Lachlan J. Gunn et alia argue in a paper, “Too good to be true: when overwhelming evidence fails to convince,” that in some situations, as you apparently gather evidence in favor of a theory, it becomes less and less likely to be true:
In this paper, for the first time, we perform a Bayesian mathematical analysis to explore the question of multiple confirmatory measurements or observations for showing when they can—surprisingly—disimprove confidence in the final outcome. We choose the striking example that increasing confirmatory identifications in a police line-up or identity parade can, under certain conditions, reduce our confidence that a perpetrator has been correctly identified.
Imagine that as a court case drags on, witness after witness is called. Let us suppose thirteen witnesses have testified to having seen the defendant commit the crime. Witnesses may be notoriously unreliable, but the sheer magnitude of the testimony is apparently overwhelming. Anyone can make a misidentification but intuition tells us that, with each additional witness in agreement, the chance of them all being incorrect will approach zero. Thus one might nabelieve that the weight of as many as thirteen unanimous confirmations leaves us beyond reasonable doubt.
However, this is not necessarily the case and more confirmations can surprisingly disimprove our confidence that the defendant has been correctly identified as the perpetrator. This type of possibility was recognised intuitively in ancient times. Under ancient Jewish law, one could not be unanimously convicted of a capital crime—it was held that the absence of even one dissenting opinion among the judges indicated that there must remain some form of undiscovered exculpatory evidence.
This is an interesting situation, and someone might suppose that it is one where the evidence changes sides.
But this does not follow. The reality is a bit different. Suppose you flip a coin thirty times, and get heads every time. Each time you get heads, you receive evidence in favor of the hypothesis, “I am having a really lucky streak.” But each time you also receive evidence, and stronger evidence, in favor of the hypothesis, “This coin is biased.” After flipping it thirty times, you thus are likely to become very convinced of the latter hypothesis, and thus convinced that the former is mistaken. But this did not happen because at some point the evidence went from one side to the other, but because the evidence supported two different theories, and one more than the other.
However, regardless of exactly how we describe the situation here, this does have important consequences for the evaluation of multiple instances of testing the same thing. In the case of the police line-up discussed in the article, we know from experience that people are far from infallible in their identification. So if you have a large number of people who identify the same person, without any exception, that is strong evidence that the process is biased; perhaps the police encouraged the people to identify a particular person, for example. Likewise, eyewitness testimony tends not to be perfectly accurate. Consequently, if we take the testimony of many eyewitnesses to the same complex events, and there is not the slightest discrepancy, this is good evidence that their testimony is biased.

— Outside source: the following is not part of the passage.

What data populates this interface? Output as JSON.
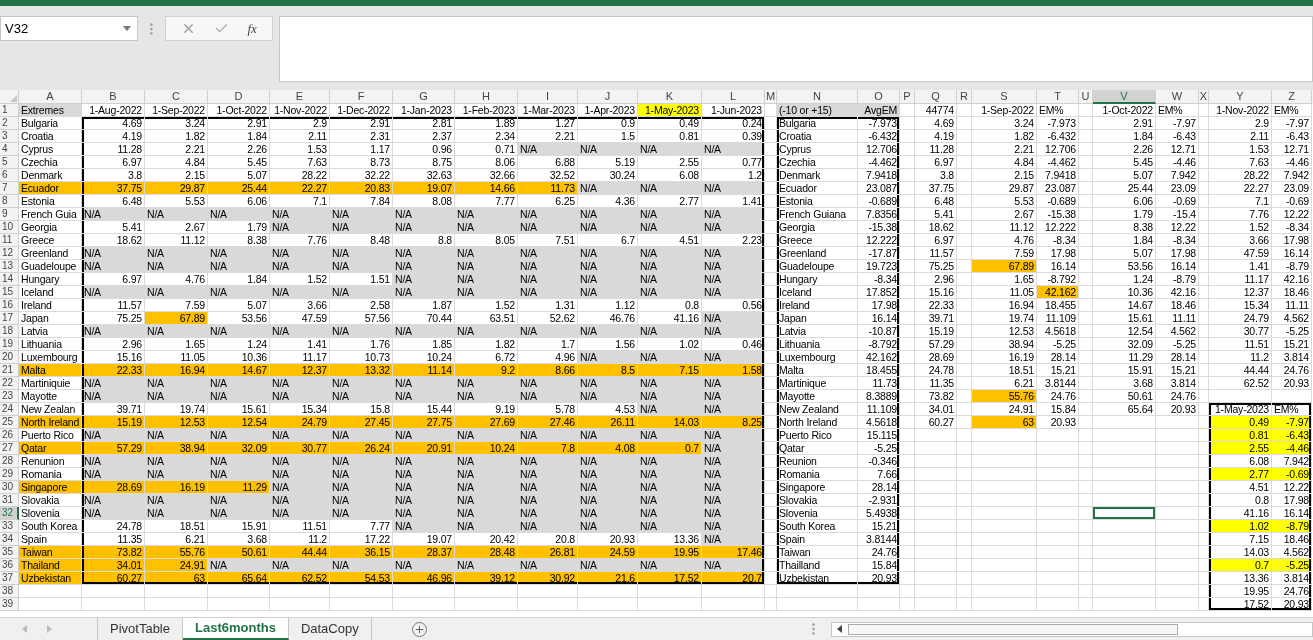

Perhaps someone created a story and instructed them not to deviate from it, for example. And on the other hand, minor discrepancies in such accounts do not weaken their testimony, but strengthen it (although not to the discrepant point itself), by making it less likely that they are biased in such a way.